Search the entries for lines that contain the word "Enable", and report each one found.
___ Dataset records ___
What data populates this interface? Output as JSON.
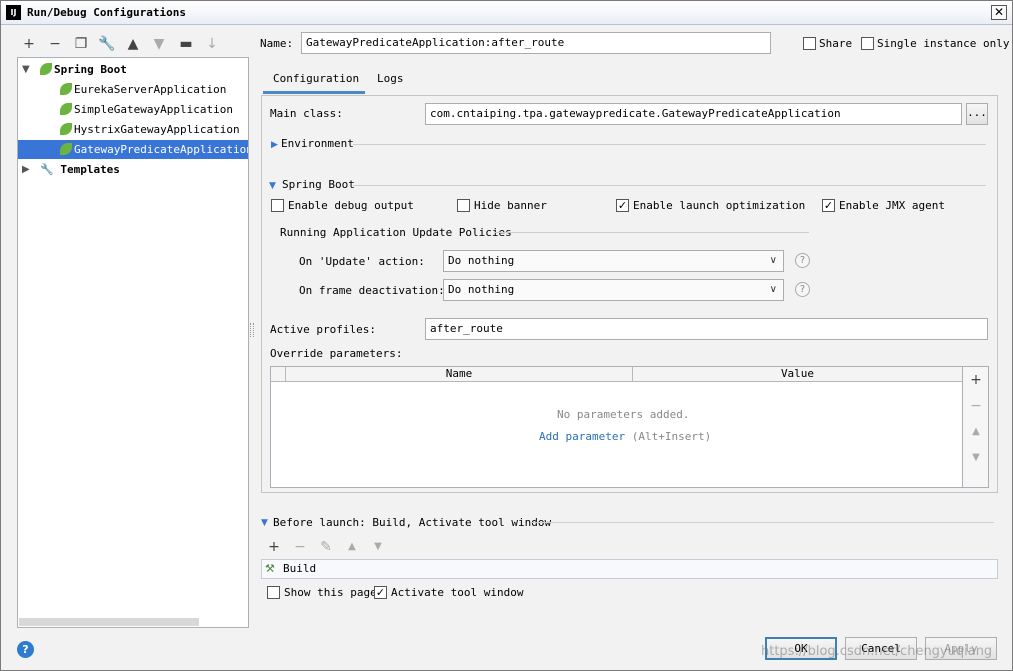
{
  "window": {
    "title": "Run/Debug Configurations",
    "icon_text": "IJ",
    "close_glyph": "✕"
  },
  "toolbar": {
    "icons": [
      "add-icon",
      "remove-icon",
      "copy-icon",
      "wrench-icon",
      "move-up-icon",
      "move-down-icon",
      "folder-icon",
      "sort-icon"
    ]
  },
  "tree": {
    "spring_boot": "Spring Boot",
    "items": [
      "EurekaServerApplication",
      "SimpleGatewayApplication",
      "HystrixGatewayApplication",
      "GatewayPredicateApplication:a"
    ],
    "templates": "Templates"
  },
  "form": {
    "name_label": "Name:",
    "name_value": "GatewayPredicateApplication:after_route",
    "share_label": "Share",
    "single_instance_label": "Single instance only"
  },
  "tabs": [
    "Configuration",
    "Logs"
  ],
  "config": {
    "main_class_label": "Main class:",
    "main_class_value": "com.cntaiping.tpa.gatewaypredicate.GatewayPredicateApplication",
    "browse_label": "...",
    "environment_label": "Environment",
    "spring_boot_label": "Spring Boot",
    "enable_debug_label": "Enable debug output",
    "hide_banner_label": "Hide banner",
    "enable_launch_label": "Enable launch optimization",
    "enable_jmx_label": "Enable JMX agent",
    "policies_label": "Running Application Update Policies",
    "update_action_label": "On 'Update' action:",
    "update_action_value": "Do nothing",
    "frame_deactivation_label": "On frame deactivation:",
    "frame_deactivation_value": "Do nothing",
    "active_profiles_label": "Active profiles:",
    "active_profiles_value": "after_route",
    "override_label": "Override parameters:",
    "col_name": "Name",
    "col_value": "Value",
    "no_params": "No parameters added.",
    "add_param": "Add parameter",
    "add_param_shortcut": "(Alt+Insert)"
  },
  "before_launch": {
    "label": "Before launch: Build, Activate tool window",
    "build_item": "Build",
    "show_page_label": "Show this page",
    "activate_label": "Activate tool window"
  },
  "checked": {
    "share": false,
    "single_instance": false,
    "debug": false,
    "banner": false,
    "launch": true,
    "jmx": true,
    "show_page": false,
    "activate": true
  },
  "buttons": {
    "ok": "OK",
    "cancel": "Cancel",
    "apply": "Apply"
  },
  "watermark": "https://blog.csdn.net/chengyuqiang"
}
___
Expected answer =
    "enable_debug_label": "Enable debug output",
    "enable_launch_label": "Enable launch optimization",
    "enable_jmx_label": "Enable JMX agent",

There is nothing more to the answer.